Though he has studied multiple areas in the biomedical sciences, and has taught in subjects including molecular and cell biology, immunology, pharmacology, and physiology, Alirio Melendez is particularly interested in the area of immunopharmacology. It is a relatively new field, bringing together two areas in which he has done research in the past: immunology and pharmacology. Alirio is passionate about medical research, and particularly enjoys exploring new fields in order to expand his horizons and expertise.

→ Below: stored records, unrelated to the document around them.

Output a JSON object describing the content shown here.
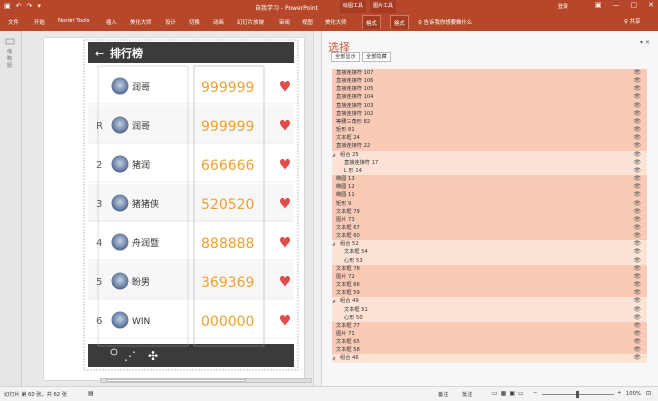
{
  "titlebar": {
    "title": "自我学习 - PowerPoint",
    "ctx_drawing": "绘图工具",
    "ctx_picture": "图片工具",
    "login": "登录",
    "min": "—",
    "max": "▢",
    "close": "✕"
  },
  "ribbon": {
    "tabs": [
      "文件",
      "开始",
      "Nordri Tools",
      "插入",
      "美化大师",
      "设计",
      "切换",
      "动画",
      "幻灯片放映",
      "审阅",
      "视图",
      "美化大师",
      "格式",
      "格式"
    ],
    "tellme": "♀ 告诉我你想要做什么",
    "share": "♀ 共享"
  },
  "slide": {
    "header_title": "排行榜",
    "rows": [
      {
        "rank": "",
        "name": "润哥",
        "score": "999999"
      },
      {
        "rank": "R",
        "name": "润哥",
        "score": "999999"
      },
      {
        "rank": "2",
        "name": "猪润",
        "score": "666666"
      },
      {
        "rank": "3",
        "name": "猪猪侠",
        "score": "520520"
      },
      {
        "rank": "4",
        "name": "舟润暨",
        "score": "888888"
      },
      {
        "rank": "5",
        "name": "盼男",
        "score": "369369"
      },
      {
        "rank": "6",
        "name": "WIN",
        "score": "000000"
      }
    ]
  },
  "pane": {
    "title": "选择",
    "show_all": "全部显示",
    "hide_all": "全部隐藏",
    "items": [
      {
        "label": "直接连接符 107",
        "level": 0,
        "type": "sel"
      },
      {
        "label": "直接连接符 106",
        "level": 0,
        "type": "sel"
      },
      {
        "label": "直接连接符 105",
        "level": 0,
        "type": "sel"
      },
      {
        "label": "直接连接符 104",
        "level": 0,
        "type": "sel"
      },
      {
        "label": "直接连接符 103",
        "level": 0,
        "type": "sel"
      },
      {
        "label": "直接连接符 102",
        "level": 0,
        "type": "sel"
      },
      {
        "label": "等腰三角形 82",
        "level": 0,
        "type": "sel"
      },
      {
        "label": "矩形 81",
        "level": 0,
        "type": "sel"
      },
      {
        "label": "文本框 24",
        "level": 0,
        "type": "sel"
      },
      {
        "label": "直接连接符 22",
        "level": 0,
        "type": "sel"
      },
      {
        "label": "组合 25",
        "level": 0,
        "type": "grp",
        "arrow": "◢"
      },
      {
        "label": "直接连接符 17",
        "level": 1,
        "type": "grp"
      },
      {
        "label": "L 形 14",
        "level": 1,
        "type": "grp"
      },
      {
        "label": "椭圆 13",
        "level": 0,
        "type": "sel"
      },
      {
        "label": "椭圆 12",
        "level": 0,
        "type": "sel"
      },
      {
        "label": "椭圆 11",
        "level": 0,
        "type": "sel"
      },
      {
        "label": "矩形 9",
        "level": 0,
        "type": "sel"
      },
      {
        "label": "文本框 79",
        "level": 0,
        "type": "sel"
      },
      {
        "label": "图片 73",
        "level": 0,
        "type": "sel"
      },
      {
        "label": "文本框 67",
        "level": 0,
        "type": "sel"
      },
      {
        "label": "文本框 60",
        "level": 0,
        "type": "sel"
      },
      {
        "label": "组合 52",
        "level": 0,
        "type": "grp",
        "arrow": "◢"
      },
      {
        "label": "文本框 54",
        "level": 1,
        "type": "grp"
      },
      {
        "label": "心形 53",
        "level": 1,
        "type": "grp"
      },
      {
        "label": "文本框 78",
        "level": 0,
        "type": "sel"
      },
      {
        "label": "图片 72",
        "level": 0,
        "type": "sel"
      },
      {
        "label": "文本框 66",
        "level": 0,
        "type": "sel"
      },
      {
        "label": "文本框 59",
        "level": 0,
        "type": "sel"
      },
      {
        "label": "组合 49",
        "level": 0,
        "type": "grp",
        "arrow": "◢"
      },
      {
        "label": "文本框 51",
        "level": 1,
        "type": "grp"
      },
      {
        "label": "心形 50",
        "level": 1,
        "type": "grp"
      },
      {
        "label": "文本框 77",
        "level": 0,
        "type": "sel"
      },
      {
        "label": "图片 71",
        "level": 0,
        "type": "sel"
      },
      {
        "label": "文本框 65",
        "level": 0,
        "type": "sel"
      },
      {
        "label": "文本框 58",
        "level": 0,
        "type": "sel"
      },
      {
        "label": "组合 46",
        "level": 0,
        "type": "grp",
        "arrow": "◢"
      }
    ]
  },
  "status": {
    "slide_info": "幻灯片 第 60 张，共 62 张",
    "notes": "备注",
    "comments": "批注",
    "zoom": "100%",
    "minus": "−",
    "plus": "+"
  },
  "colors": {
    "brand": "#b7472a",
    "score": "#f0a030",
    "selected_row": "#f9cbb7",
    "slide_bar": "#3b3b3b"
  }
}
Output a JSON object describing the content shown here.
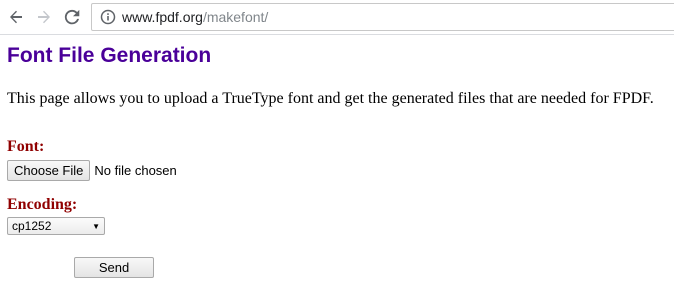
{
  "browser": {
    "url_host": "www.fpdf.org",
    "url_path": "/makefont/",
    "icons": {
      "back": "back-arrow-icon",
      "forward": "forward-arrow-icon",
      "reload": "reload-icon",
      "site_info": "info-icon"
    }
  },
  "page": {
    "title": "Font File Generation",
    "intro": "This page allows you to upload a TrueType font and get the generated files that are needed for FPDF.",
    "font_label": "Font:",
    "choose_file_label": "Choose File",
    "file_status": "No file chosen",
    "encoding_label": "Encoding:",
    "encoding_selected": "cp1252",
    "send_label": "Send"
  },
  "colors": {
    "title": "#4a0099",
    "label": "#900000",
    "url_path": "#80868b"
  }
}
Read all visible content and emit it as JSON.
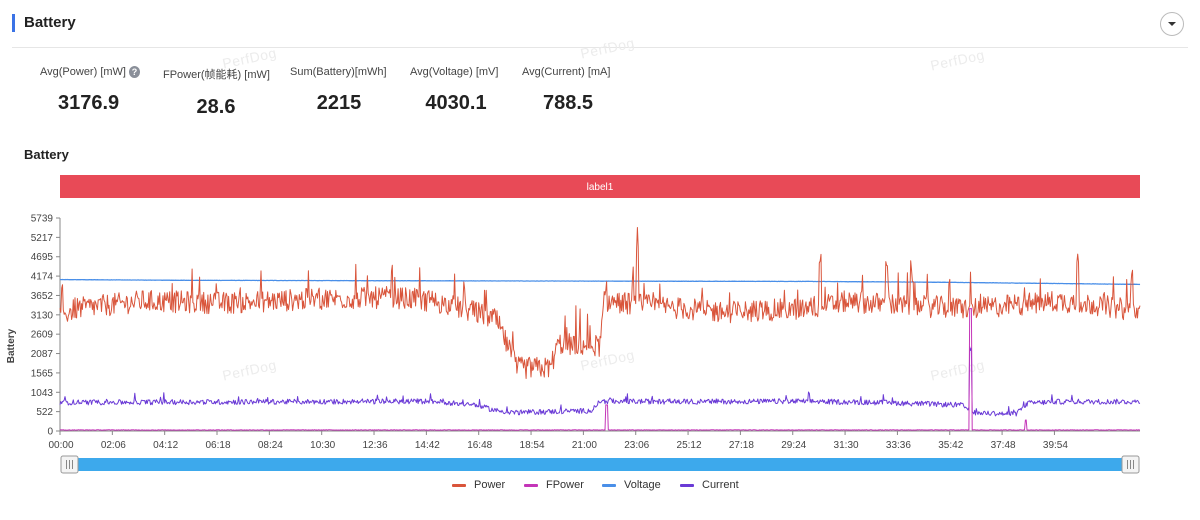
{
  "panel": {
    "title": "Battery",
    "watermark": "PerfDog"
  },
  "metrics": [
    {
      "label": "Avg(Power) [mW]",
      "value": "3176.9",
      "help": true
    },
    {
      "label": "FPower(帧能耗) [mW]",
      "value": "28.6"
    },
    {
      "label": "Sum(Battery)[mWh]",
      "value": "2215"
    },
    {
      "label": "Avg(Voltage) [mV]",
      "value": "4030.1"
    },
    {
      "label": "Avg(Current) [mA]",
      "value": "788.5"
    }
  ],
  "chart_title": "Battery",
  "label_band": "label1",
  "colors": {
    "power": "#d9553b",
    "fpower": "#c435b8",
    "voltage": "#4a8fe8",
    "current": "#6a3ad6",
    "band": "#e84a57",
    "slider": "#3da9ec"
  },
  "chart_data": {
    "type": "line",
    "ylabel": "Battery",
    "ylim": [
      0,
      5739
    ],
    "yticks": [
      "0",
      "522",
      "1043",
      "1565",
      "2087",
      "2609",
      "3130",
      "3652",
      "4174",
      "4695",
      "5217",
      "5739"
    ],
    "xticks": [
      "00:00",
      "02:06",
      "04:12",
      "06:18",
      "08:24",
      "10:30",
      "12:36",
      "14:42",
      "16:48",
      "18:54",
      "21:00",
      "23:06",
      "25:12",
      "27:18",
      "29:24",
      "31:30",
      "33:36",
      "35:42",
      "37:48",
      "39:54"
    ],
    "duration_seconds": 2600,
    "series": [
      {
        "name": "Power",
        "key": "power",
        "anchors": [
          [
            0,
            3100
          ],
          [
            40,
            3300
          ],
          [
            200,
            3500
          ],
          [
            400,
            3450
          ],
          [
            600,
            3550
          ],
          [
            800,
            3600
          ],
          [
            900,
            3500
          ],
          [
            1000,
            3200
          ],
          [
            1050,
            3000
          ],
          [
            1100,
            1700
          ],
          [
            1180,
            1700
          ],
          [
            1200,
            2350
          ],
          [
            1300,
            2300
          ],
          [
            1310,
            3500
          ],
          [
            1400,
            3400
          ],
          [
            1600,
            3200
          ],
          [
            1800,
            3300
          ],
          [
            1900,
            3500
          ],
          [
            2000,
            3400
          ],
          [
            2200,
            3300
          ],
          [
            2400,
            3500
          ],
          [
            2500,
            3400
          ],
          [
            2600,
            3200
          ]
        ],
        "spikes": [
          [
            1390,
            5200
          ],
          [
            1830,
            4700
          ],
          [
            1990,
            4700
          ],
          [
            2050,
            4300
          ],
          [
            2320,
            3600
          ],
          [
            2450,
            4600
          ],
          [
            2580,
            4200
          ]
        ]
      },
      {
        "name": "FPower",
        "key": "fpower",
        "anchors": [
          [
            0,
            28
          ],
          [
            2600,
            28
          ]
        ]
      },
      {
        "name": "Voltage",
        "key": "voltage",
        "anchors": [
          [
            0,
            4080
          ],
          [
            300,
            4060
          ],
          [
            1200,
            4040
          ],
          [
            1800,
            4030
          ],
          [
            2100,
            4010
          ],
          [
            2600,
            3950
          ]
        ]
      },
      {
        "name": "Current",
        "key": "current",
        "anchors": [
          [
            0,
            770
          ],
          [
            900,
            800
          ],
          [
            1000,
            700
          ],
          [
            1050,
            550
          ],
          [
            1100,
            500
          ],
          [
            1280,
            550
          ],
          [
            1300,
            800
          ],
          [
            1500,
            790
          ],
          [
            1800,
            800
          ],
          [
            2000,
            760
          ],
          [
            2170,
            700
          ],
          [
            2200,
            500
          ],
          [
            2300,
            450
          ],
          [
            2330,
            750
          ],
          [
            2400,
            790
          ],
          [
            2600,
            790
          ]
        ]
      }
    ]
  },
  "legend": [
    {
      "name": "Power",
      "key": "power"
    },
    {
      "name": "FPower",
      "key": "fpower"
    },
    {
      "name": "Voltage",
      "key": "voltage"
    },
    {
      "name": "Current",
      "key": "current"
    }
  ]
}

Research is the most rewarding aspect of Alirio’s work: he loves attempting to understand why something is happening, and why. He is particularly interested in trying to identify key fissures in the molecular and cellular mechanisms of diseases, in order to devise and create ways in which to address them. There are many diseases for which we have no cure–cancer, rheumatoid arthritis, multiple sclerosis are just a few–and researchers are working to understand the interplay between pathogens, and how they can affect the immune system. Indeed, pathogens can either stop the immune system from working, or they can exacerbate the defense response, as is the case for septic shock or sepsis. Septic shock in particular is a disease that is extremely difficult to treat: though the infection could be cleared by the immune system and antibiotics, the root of the problem is the immune system itself, for its response damages sevral key organs. Alirio hopes to understand this mechanism more precisely, in order to target the molecular and cellular response of inflammation to develop novel therapies.
Alirio is also fascinated by the role of inflammation in different types of cancers. The immune system is a “fluid organ” that traverses the body through blood fluid, lymph nodes, the lymphatic system, etc. Immune hormones like cytokines and chemokines can activate other immune cells and tissues, starting a form of chain reaction. When this is localized, it is fine; however, when it grows to a systematic level, the effects can be very negative. Indeed, the immune system, while able to kill cancer cells, can also help proliferate them because it is able to generate growth factors. These cytokines and chemokines generate new blood vessels, which tumors need to grow. If researchers could figure out how to cut the signal that leads to the growth of these cells, they may be able to stop tumor growth.
These examples and more motive Alirio to conduct research. He is also passionate about teaching: he believes that one can teach medical and science students not only the subject matter, but how to become better professionals. Understanding how our bodies work, how illness works, and how drugs work expands your thinking and reflection capacity, something that can be applied to any discipline.